Write the listing below out again word for word, without a single picture.

*** Opening Extracted entries ***

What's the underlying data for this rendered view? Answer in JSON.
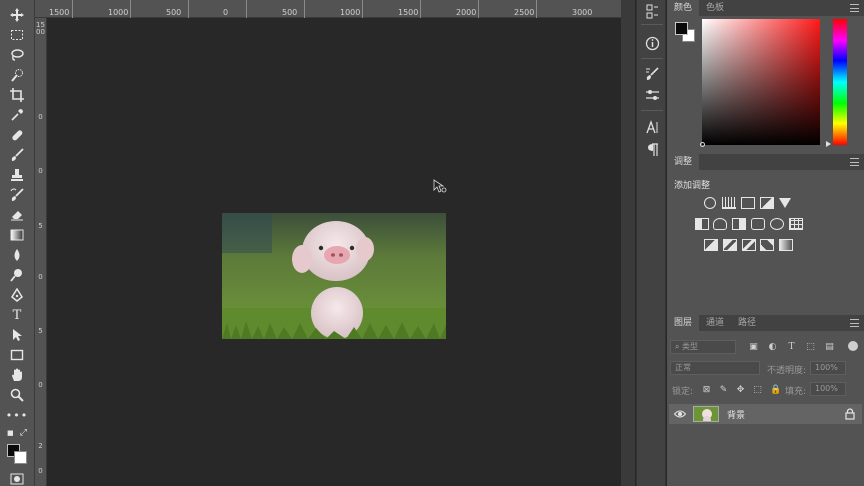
{
  "ruler_top": {
    "labels": [
      "1500",
      "1000",
      "500",
      "0",
      "500",
      "1000",
      "1500",
      "2000",
      "2500",
      "3000"
    ]
  },
  "ruler_left": {
    "labels": [
      "1500",
      "0",
      "0",
      "5",
      "0",
      "5",
      "0",
      "2",
      "0"
    ]
  },
  "panels": {
    "color": {
      "tabs": [
        "颜色",
        "色板"
      ],
      "foreground": "#000000",
      "background": "#ffffff"
    },
    "adjustments": {
      "tab": "调整",
      "title": "添加调整"
    },
    "layers": {
      "tabs": [
        "图层",
        "通道",
        "路径"
      ],
      "filter_placeholder": "类型",
      "blend_mode": "正常",
      "opacity_label": "不透明度:",
      "opacity_value": "100%",
      "lock_label": "锁定:",
      "fill_label": "填充:",
      "fill_value": "100%",
      "layer_name": "背景"
    }
  },
  "colors": {
    "app_bg": "#282828",
    "panel_bg": "#535353",
    "tab_bar": "#424242"
  }
}
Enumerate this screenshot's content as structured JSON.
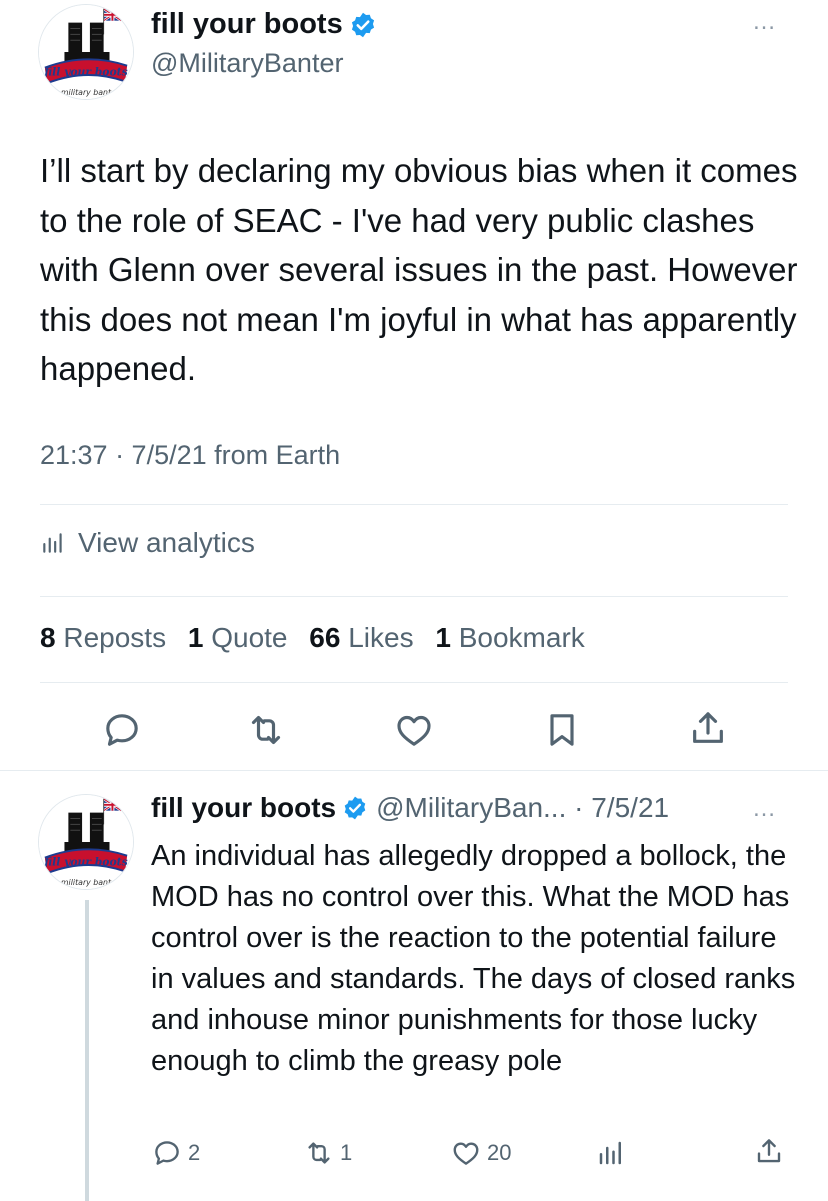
{
  "main_tweet": {
    "author": {
      "display_name": "fill your boots",
      "handle": "@MilitaryBanter",
      "avatar_caption": "military bant"
    },
    "text": "I’ll start by declaring my obvious bias when it comes to the role of SEAC - I've had very public clashes with Glenn over several issues in the past. However this does not mean I'm joyful in what has apparently happened.",
    "meta": "21:37 · 7/5/21 from Earth",
    "analytics_label": "View analytics",
    "stats": {
      "reposts_count": "8",
      "reposts_label": "Reposts",
      "quotes_count": "1",
      "quotes_label": "Quote",
      "likes_count": "66",
      "likes_label": "Likes",
      "bookmarks_count": "1",
      "bookmarks_label": "Bookmark"
    },
    "more_icon": "…",
    "actions": [
      "reply-icon",
      "repost-icon",
      "like-icon",
      "bookmark-icon",
      "share-icon"
    ]
  },
  "reply_tweet": {
    "author": {
      "display_name": "fill your boots",
      "handle_date": "@MilitaryBan... · 7/5/21",
      "avatar_caption": "military bant"
    },
    "text": "An individual has allegedly dropped a bollock, the MOD has no control over this. What the MOD has control over is the reaction to the potential failure in values and standards. The days of closed ranks and inhouse minor punishments for those lucky enough to climb the greasy pole",
    "more_icon": "…",
    "counts": {
      "replies": "2",
      "reposts": "1",
      "likes": "20"
    }
  },
  "colors": {
    "text": "#0f1419",
    "secondary": "#536471",
    "verified": "#1d9bf0",
    "divider": "#e6ecf0"
  }
}
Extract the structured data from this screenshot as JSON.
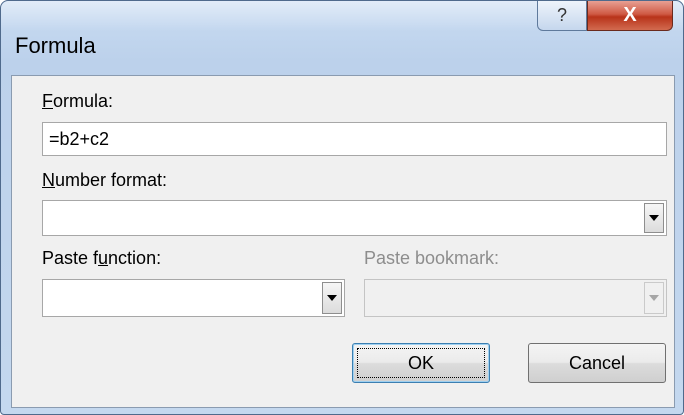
{
  "window": {
    "title": "Formula",
    "help_glyph": "?",
    "close_glyph": "X"
  },
  "formula": {
    "label_accel": "F",
    "label_rest": "ormula:",
    "value": "=b2+c2"
  },
  "number_format": {
    "label_accel": "N",
    "label_rest": "umber format:",
    "value": ""
  },
  "paste_function": {
    "label_pre": "Paste f",
    "label_accel": "u",
    "label_rest": "nction:",
    "value": ""
  },
  "paste_bookmark": {
    "label": "Paste bookmark:",
    "enabled": false
  },
  "buttons": {
    "ok": "OK",
    "cancel": "Cancel"
  }
}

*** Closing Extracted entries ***

### Solution
What's the underlying data for this rendered view? Answer in JSON.
{
  "ruler_top": {
    "labels": [
      "1500",
      "1000",
      "500",
      "0",
      "500",
      "1000",
      "1500",
      "2000",
      "2500",
      "3000"
    ]
  },
  "ruler_left": {
    "labels": [
      "1500",
      "0",
      "0",
      "5",
      "0",
      "5",
      "0",
      "2",
      "0"
    ]
  },
  "panels": {
    "color": {
      "tabs": [
        "颜色",
        "色板"
      ],
      "foreground": "#000000",
      "background": "#ffffff"
    },
    "adjustments": {
      "tab": "调整",
      "title": "添加调整"
    },
    "layers": {
      "tabs": [
        "图层",
        "通道",
        "路径"
      ],
      "filter_placeholder": "类型",
      "blend_mode": "正常",
      "opacity_label": "不透明度:",
      "opacity_value": "100%",
      "lock_label": "锁定:",
      "fill_label": "填充:",
      "fill_value": "100%",
      "layer_name": "背景"
    }
  },
  "colors": {
    "app_bg": "#282828",
    "panel_bg": "#535353",
    "tab_bar": "#424242"
  }
}
Enumerate this screenshot's content as structured JSON.
{
  "main_tweet": {
    "author": {
      "display_name": "fill your boots",
      "handle": "@MilitaryBanter",
      "avatar_caption": "military bant"
    },
    "text": "I’ll start by declaring my obvious bias when it comes to the role of SEAC - I've had very public clashes with Glenn over several issues in the past. However this does not mean I'm joyful in what has apparently happened.",
    "meta": "21:37 · 7/5/21 from Earth",
    "analytics_label": "View analytics",
    "stats": {
      "reposts_count": "8",
      "reposts_label": "Reposts",
      "quotes_count": "1",
      "quotes_label": "Quote",
      "likes_count": "66",
      "likes_label": "Likes",
      "bookmarks_count": "1",
      "bookmarks_label": "Bookmark"
    },
    "more_icon": "…",
    "actions": [
      "reply-icon",
      "repost-icon",
      "like-icon",
      "bookmark-icon",
      "share-icon"
    ]
  },
  "reply_tweet": {
    "author": {
      "display_name": "fill your boots",
      "handle_date": "@MilitaryBan... · 7/5/21",
      "avatar_caption": "military bant"
    },
    "text": "An individual has allegedly dropped a bollock, the MOD has no control over this. What the MOD has control over is the reaction to the potential failure in values and standards. The days of closed ranks and inhouse minor punishments for those lucky enough to climb the greasy pole",
    "more_icon": "…",
    "counts": {
      "replies": "2",
      "reposts": "1",
      "likes": "20"
    }
  },
  "colors": {
    "text": "#0f1419",
    "secondary": "#536471",
    "verified": "#1d9bf0",
    "divider": "#e6ecf0"
  }
}
Extract the structured data from this screenshot as JSON.
{
  "window": {
    "title": "Formula",
    "help_glyph": "?",
    "close_glyph": "X"
  },
  "formula": {
    "label_accel": "F",
    "label_rest": "ormula:",
    "value": "=b2+c2"
  },
  "number_format": {
    "label_accel": "N",
    "label_rest": "umber format:",
    "value": ""
  },
  "paste_function": {
    "label_pre": "Paste f",
    "label_accel": "u",
    "label_rest": "nction:",
    "value": ""
  },
  "paste_bookmark": {
    "label": "Paste bookmark:",
    "enabled": false
  },
  "buttons": {
    "ok": "OK",
    "cancel": "Cancel"
  }
}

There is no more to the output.